Excerpts from an interface dataset:
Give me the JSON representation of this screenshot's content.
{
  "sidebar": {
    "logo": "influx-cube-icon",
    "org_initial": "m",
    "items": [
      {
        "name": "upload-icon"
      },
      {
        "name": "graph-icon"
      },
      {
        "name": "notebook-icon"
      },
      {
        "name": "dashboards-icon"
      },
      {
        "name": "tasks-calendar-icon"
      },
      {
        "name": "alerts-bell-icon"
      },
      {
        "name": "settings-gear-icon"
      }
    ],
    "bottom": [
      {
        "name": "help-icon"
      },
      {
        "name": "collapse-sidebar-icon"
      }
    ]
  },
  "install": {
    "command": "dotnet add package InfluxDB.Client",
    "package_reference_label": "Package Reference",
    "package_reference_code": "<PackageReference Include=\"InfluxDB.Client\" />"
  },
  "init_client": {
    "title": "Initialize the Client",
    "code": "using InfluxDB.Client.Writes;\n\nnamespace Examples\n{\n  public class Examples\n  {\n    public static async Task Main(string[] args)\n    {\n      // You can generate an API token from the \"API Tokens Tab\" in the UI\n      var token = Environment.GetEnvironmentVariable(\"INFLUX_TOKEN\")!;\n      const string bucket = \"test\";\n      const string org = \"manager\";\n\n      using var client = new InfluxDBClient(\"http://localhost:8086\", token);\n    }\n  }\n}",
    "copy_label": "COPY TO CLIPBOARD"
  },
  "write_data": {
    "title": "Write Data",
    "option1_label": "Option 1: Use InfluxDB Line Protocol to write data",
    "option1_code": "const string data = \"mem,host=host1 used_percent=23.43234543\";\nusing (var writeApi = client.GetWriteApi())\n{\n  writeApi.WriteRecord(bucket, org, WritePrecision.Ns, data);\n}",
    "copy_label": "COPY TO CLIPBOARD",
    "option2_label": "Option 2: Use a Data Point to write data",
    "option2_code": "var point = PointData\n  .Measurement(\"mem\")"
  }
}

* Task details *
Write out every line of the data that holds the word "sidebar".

* Written response *
  "sidebar": {
        "name": "collapse-sidebar-icon"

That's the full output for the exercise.